USC students protest President Donald Trump’s immigration ban
For Hossein Haj-Hariri, President Donald Trump’s travel ban carries the whiff of deja vu.
Haj-Hariri, dean of the University of South Carolina’s engineering school, knows the stress the Jan. 27 order put on the 135 Gamecocks from seven countries. Haj-Hariri lived through similar uncertainty as an Iranian student studying in the United States during the Iranian hostage crisis.
“I came here in ’78,” Haj-Hariri said. “Then, in 1980, our visas were canceled when relations soured.”
That action was taken by President Jimmy Carter in response to the Islamic Revolution and the 1979 Iranian hostage crisis. A similar sense of unease led roughly 70 students and community members to gather Thursday on USC’s campus, outside the Russell House, to protest President Donald Trump’s executive order.
The protest was organized by USC’s Iranian Student Association as part of a nationwide protest at 47 universities.
Many of the students at the protest were from one of the seven Muslim-majority nations covered by the travel ban. That ban has been suspended as opponents challenge it in court, but it already has affected some of the USC students.
Vahid Tavaf, an Iranian engineering student, is expecting a baby soon with his wife. He had arranged for his parents to travel to the United States to help care for his growing family. But the travel ban forced them to cancel their plans and shook Tavaf’s understanding of where he had brought his family.
“How can I explain this Muslim ban to my son, when I tell him the reason we came to this country was because of its freedom?” he said. “How can I tell him why his grandparents couldn’t be here when he was born?”
Supporters of the travel suspension say it isn’t a “Muslim ban” despite Trump’s earlier embrace of that idea.

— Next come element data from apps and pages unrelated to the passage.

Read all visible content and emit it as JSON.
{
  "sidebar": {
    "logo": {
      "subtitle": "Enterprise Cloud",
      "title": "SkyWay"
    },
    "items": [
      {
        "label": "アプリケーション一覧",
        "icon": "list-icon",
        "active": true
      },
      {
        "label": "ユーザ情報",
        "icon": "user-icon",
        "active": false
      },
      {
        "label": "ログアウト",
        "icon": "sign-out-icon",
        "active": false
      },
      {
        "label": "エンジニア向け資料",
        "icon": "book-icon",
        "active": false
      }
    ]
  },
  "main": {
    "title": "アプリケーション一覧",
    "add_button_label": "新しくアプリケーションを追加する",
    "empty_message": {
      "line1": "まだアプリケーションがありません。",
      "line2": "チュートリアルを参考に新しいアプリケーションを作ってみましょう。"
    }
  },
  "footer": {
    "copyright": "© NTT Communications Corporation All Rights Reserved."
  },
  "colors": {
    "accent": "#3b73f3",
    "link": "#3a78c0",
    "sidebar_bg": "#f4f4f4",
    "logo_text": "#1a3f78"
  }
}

The ban does not apply to other Muslim-majority countries, only Iran, Iraq, Libya, Somalia, Sudan, Syria and Yemen, supporters note. They also say the ban is necessary to protect the United States from the threat of terrorism.
But that doesn’t change the challenges those in the United States from the affected countries already are facing.
“Mr. President,” Tavaf pleaded, “don’t deprive my son of being able to see his grandparents.”
USC’s Haj-Hariri told the protesters, “I don’t want to minimize the depth of homesickness you feel.”
But he did encourage them not to change the course that their lives were on before the ban went into place.
“You’re here because you need to learn,” he said. “Don’t lose sight of that. Make your decisions deliberately.”
Zaid Abbas, a student from Iraq, is worried his scholarship from the Iraqi government could be canceled in the political fallout from Trump’s order. Abbas’ situation is particularly raw because his uncle, cousin and several friends have died fighting with the Iraqi army against the Islamic State.
“People who are not interested in politics think all Muslims are terrorists,” Abbas said. “But we’re fighting ISIS together.”